The Baltimore Orioles played in the late afternoon yesterday, allowing for fans to watch the “Field of Dreams Game” between the Yankees and White Sox in Dyersville, Iowa. First and foremost, I think the game was incredibly well produced. Kevin Costner coming out of the cornfield followed by the players, the game itself being played at dusk in a cornfield, and a walk off home run into said corn. As Costner said, “it was perfect.”
The movie Field of Dreams is incredibly special to those of us who play, follow, or write about baseball. Personally my favorite moment and the most poignant for me has always been when Ray sees his Dad removing the catcher’s gear and he says, “…oh my God…it’s my father.” At that moment it’s manifested both to Ray and the audience what the true meaning of the voice’s messages, and thus the story was. It’s not about baseball, and it’s not about Shoeless Joe Jackson. It’s about father’s and son’s. And not only is that the greatest story ever told, but it’s the very essence of the game.

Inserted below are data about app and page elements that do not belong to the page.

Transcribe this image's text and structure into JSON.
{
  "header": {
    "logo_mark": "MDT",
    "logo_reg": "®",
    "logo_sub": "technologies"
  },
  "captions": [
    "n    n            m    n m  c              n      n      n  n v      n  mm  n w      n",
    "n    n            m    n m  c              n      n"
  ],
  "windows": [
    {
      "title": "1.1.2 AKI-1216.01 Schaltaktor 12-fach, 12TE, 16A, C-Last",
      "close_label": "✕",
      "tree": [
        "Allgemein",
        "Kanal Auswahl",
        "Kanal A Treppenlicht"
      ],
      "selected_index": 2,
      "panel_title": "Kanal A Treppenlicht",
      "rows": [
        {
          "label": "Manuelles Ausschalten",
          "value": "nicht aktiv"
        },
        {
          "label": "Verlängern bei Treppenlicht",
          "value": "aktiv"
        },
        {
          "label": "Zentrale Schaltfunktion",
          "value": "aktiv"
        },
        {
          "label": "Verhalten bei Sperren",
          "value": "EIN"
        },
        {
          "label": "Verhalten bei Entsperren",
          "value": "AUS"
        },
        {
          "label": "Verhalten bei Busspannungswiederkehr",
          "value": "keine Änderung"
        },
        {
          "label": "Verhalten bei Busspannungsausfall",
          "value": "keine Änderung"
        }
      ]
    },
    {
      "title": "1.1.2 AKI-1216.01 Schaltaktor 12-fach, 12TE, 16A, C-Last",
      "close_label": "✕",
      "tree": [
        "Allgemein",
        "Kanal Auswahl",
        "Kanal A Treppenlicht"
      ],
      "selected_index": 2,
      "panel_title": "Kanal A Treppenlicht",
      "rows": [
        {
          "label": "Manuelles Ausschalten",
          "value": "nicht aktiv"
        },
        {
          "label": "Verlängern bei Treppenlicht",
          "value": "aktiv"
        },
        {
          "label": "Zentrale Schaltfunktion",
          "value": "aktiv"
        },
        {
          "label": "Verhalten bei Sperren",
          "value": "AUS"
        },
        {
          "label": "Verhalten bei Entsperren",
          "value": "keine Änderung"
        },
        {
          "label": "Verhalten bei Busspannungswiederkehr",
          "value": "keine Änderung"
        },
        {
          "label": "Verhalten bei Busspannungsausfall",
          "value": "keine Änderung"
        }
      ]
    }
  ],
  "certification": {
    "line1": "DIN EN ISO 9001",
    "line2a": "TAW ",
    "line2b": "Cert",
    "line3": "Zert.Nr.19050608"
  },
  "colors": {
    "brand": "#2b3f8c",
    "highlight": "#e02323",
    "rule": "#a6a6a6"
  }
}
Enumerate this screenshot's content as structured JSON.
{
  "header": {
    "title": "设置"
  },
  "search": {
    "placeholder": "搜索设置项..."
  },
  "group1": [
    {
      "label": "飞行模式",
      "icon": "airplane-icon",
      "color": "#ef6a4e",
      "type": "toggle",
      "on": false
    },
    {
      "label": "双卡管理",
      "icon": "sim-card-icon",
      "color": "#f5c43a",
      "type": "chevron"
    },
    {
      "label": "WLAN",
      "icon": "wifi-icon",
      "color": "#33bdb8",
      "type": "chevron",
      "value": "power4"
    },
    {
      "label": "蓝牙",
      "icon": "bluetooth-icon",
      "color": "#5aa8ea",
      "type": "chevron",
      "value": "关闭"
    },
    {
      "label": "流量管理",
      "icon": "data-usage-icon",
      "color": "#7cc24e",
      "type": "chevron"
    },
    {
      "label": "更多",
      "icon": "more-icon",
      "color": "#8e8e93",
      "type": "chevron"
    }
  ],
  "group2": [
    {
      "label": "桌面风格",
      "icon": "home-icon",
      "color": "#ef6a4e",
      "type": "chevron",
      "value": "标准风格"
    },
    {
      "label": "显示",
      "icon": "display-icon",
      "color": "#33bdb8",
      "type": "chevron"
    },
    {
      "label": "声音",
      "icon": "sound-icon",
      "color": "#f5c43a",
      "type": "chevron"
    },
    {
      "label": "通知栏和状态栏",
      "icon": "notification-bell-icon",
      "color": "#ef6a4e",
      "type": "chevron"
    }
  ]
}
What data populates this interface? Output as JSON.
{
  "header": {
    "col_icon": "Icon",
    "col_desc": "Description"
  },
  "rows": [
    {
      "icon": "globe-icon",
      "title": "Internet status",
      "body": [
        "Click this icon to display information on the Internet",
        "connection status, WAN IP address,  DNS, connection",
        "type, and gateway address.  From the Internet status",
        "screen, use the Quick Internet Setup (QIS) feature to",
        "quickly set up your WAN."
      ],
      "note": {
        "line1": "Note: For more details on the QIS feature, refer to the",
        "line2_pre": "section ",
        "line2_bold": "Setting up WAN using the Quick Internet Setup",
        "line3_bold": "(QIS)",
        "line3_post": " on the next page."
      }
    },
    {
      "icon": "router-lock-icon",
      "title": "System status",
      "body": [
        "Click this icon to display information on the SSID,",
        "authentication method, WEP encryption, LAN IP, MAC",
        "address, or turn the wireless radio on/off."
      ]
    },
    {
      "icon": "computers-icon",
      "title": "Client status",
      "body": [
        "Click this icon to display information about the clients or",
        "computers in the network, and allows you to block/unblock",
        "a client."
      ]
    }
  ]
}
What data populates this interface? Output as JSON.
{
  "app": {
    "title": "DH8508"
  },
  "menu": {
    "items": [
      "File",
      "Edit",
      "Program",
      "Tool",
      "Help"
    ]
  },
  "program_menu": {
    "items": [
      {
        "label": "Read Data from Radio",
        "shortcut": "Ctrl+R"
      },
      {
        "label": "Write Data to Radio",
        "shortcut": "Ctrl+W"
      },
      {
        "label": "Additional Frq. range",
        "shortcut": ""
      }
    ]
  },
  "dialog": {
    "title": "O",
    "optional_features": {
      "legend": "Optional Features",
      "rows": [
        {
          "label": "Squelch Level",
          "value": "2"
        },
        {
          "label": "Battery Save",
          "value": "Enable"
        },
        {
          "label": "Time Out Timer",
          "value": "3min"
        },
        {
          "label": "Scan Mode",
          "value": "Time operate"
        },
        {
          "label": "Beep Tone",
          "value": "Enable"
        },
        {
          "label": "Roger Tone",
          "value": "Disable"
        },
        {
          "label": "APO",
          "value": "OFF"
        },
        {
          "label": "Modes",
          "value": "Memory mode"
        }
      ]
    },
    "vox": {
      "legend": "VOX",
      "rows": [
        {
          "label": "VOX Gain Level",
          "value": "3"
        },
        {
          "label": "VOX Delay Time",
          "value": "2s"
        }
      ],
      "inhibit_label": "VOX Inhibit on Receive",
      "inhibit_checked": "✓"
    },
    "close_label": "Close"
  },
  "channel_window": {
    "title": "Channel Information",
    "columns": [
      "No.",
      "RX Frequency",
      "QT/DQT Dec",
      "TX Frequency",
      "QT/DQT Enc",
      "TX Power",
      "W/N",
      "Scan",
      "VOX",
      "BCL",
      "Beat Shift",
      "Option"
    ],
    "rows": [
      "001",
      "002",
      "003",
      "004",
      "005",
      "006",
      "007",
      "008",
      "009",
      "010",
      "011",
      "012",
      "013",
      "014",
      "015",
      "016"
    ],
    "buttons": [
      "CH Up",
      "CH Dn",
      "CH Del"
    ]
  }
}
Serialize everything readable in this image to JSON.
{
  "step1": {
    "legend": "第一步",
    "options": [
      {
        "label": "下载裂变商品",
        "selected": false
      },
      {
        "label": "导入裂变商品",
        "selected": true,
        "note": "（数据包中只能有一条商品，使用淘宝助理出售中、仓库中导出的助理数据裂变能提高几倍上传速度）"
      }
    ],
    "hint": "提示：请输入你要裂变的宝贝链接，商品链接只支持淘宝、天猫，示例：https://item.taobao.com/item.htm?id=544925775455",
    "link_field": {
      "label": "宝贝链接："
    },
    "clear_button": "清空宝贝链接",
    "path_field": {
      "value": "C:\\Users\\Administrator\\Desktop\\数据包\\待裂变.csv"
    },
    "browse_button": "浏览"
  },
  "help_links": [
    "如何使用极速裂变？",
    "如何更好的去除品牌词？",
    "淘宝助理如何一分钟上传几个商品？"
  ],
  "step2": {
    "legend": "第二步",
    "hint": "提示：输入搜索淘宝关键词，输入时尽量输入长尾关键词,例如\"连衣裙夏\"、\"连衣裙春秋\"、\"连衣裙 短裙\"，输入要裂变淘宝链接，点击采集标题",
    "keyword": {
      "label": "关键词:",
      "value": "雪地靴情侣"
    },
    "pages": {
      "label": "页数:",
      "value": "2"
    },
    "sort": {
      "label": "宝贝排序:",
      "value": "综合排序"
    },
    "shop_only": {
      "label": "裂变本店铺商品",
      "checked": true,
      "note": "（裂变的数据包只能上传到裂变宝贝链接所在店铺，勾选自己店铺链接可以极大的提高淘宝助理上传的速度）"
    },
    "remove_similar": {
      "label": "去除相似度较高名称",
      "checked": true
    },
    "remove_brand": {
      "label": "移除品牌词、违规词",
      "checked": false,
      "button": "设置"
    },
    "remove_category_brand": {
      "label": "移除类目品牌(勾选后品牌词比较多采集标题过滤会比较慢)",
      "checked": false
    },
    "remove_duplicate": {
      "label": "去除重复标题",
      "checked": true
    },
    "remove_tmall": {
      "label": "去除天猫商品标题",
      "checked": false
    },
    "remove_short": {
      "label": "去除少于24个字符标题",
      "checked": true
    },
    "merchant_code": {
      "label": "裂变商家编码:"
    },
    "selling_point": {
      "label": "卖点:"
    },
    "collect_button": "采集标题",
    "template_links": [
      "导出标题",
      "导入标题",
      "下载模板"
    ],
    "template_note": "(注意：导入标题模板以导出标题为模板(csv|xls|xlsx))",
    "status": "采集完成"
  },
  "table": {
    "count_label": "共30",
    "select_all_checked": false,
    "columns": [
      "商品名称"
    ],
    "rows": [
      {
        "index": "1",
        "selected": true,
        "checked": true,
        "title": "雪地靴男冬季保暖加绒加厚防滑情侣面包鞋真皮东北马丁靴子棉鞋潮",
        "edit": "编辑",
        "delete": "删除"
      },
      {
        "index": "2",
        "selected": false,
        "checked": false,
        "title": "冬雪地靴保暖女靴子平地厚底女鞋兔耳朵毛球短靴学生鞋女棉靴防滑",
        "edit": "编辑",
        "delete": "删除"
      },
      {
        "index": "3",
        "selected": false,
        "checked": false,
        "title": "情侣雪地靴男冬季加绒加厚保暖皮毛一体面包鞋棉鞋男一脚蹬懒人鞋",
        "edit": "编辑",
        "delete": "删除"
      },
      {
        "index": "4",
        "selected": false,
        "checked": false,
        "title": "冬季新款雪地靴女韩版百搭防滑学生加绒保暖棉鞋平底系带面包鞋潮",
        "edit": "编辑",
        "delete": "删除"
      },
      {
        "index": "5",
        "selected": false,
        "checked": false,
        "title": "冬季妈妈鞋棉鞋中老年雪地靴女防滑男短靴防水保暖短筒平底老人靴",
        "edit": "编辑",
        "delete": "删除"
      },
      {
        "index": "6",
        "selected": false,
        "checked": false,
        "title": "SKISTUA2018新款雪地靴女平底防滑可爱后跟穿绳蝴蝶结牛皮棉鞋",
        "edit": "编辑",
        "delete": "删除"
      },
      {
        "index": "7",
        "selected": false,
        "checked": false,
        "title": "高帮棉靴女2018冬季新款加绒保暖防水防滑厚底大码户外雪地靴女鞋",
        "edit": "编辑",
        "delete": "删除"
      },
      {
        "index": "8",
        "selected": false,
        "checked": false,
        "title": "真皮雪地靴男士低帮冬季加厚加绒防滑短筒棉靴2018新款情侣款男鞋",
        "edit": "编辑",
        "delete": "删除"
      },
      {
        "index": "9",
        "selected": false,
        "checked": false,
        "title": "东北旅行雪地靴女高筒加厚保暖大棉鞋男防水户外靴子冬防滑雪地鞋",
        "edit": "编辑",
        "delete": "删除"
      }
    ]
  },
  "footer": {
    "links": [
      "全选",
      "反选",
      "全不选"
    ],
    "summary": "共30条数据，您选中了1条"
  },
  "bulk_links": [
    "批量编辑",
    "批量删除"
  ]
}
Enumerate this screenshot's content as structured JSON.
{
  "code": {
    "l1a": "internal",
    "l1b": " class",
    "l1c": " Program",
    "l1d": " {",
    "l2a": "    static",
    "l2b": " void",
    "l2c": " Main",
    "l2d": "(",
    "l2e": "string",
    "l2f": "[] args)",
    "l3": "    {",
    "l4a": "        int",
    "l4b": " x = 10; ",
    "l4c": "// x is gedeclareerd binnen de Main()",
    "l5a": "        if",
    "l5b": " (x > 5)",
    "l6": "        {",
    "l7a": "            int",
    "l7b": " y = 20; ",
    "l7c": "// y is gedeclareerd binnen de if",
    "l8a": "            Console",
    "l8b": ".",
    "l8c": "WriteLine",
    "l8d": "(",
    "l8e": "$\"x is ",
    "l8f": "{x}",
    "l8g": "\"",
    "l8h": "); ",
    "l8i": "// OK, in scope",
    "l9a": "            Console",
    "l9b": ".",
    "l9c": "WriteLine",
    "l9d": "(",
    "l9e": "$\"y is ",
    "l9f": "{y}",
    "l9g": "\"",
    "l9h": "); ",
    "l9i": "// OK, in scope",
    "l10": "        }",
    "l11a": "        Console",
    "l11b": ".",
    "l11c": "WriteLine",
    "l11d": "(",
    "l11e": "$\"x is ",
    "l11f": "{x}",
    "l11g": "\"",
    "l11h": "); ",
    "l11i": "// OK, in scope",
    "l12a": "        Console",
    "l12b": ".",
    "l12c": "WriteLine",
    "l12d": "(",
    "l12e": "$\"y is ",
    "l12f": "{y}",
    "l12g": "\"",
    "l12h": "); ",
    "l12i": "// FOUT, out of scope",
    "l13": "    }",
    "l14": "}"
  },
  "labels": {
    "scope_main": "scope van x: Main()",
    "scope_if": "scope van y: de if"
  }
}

Field of Dreams is my favorite movie. Nothing could ever top it; so I’m glad that Major League Baseball is in effect embracing it, and in essence bringing it to life. I’m glad that they appear committed at least to do it again next year, although I’m not sure they could ever come close to the spectacle that they put on last night. That is unless maybe the real Shoeless Joe and his friends came back and played.
To harp on that point for a moment however, it’s not lost on me that Shoeless Joe Jackson remains in a state of banishment in Major League Baseball. You hear part of the story in the movie itself; Jackson and seven of his teammates fixed the 1919 World Series – called the Blacksox Scandal. As Ray tells his daughter, he did take their money, however there’s no proof that he ever did anything to lose any of the games. He even hit the series’ sole home run.
However as we’ve found out in modern times, it’s disputable as to whether or not Jackson ever took the money. There are numerous reports, including those of the seven other players involved, saying that Jackson refused the money. And that he tried to report the fraud to the team as it was happening. Yet he was still thrown out of baseball, and remains ineligible for the Hall of Fame.
I guess I would submit that if MLB wants to make the Field of Dreams game such a huge part of the narrative, should we not maybe consider re-instating Shoeless Joe? And I suppose I say that for purposes of Hall of Fame induction. I think it would be a great ending to that story, for baseball to be one with the legend of Shoeless Joe once again.
It’s been suggested formally on numerous occasions, including to current commissioner Rob Manfred. However they’ve always scoffed at the idea. So let me be only the latest person to say it: FREE SHOELESS JOE!!!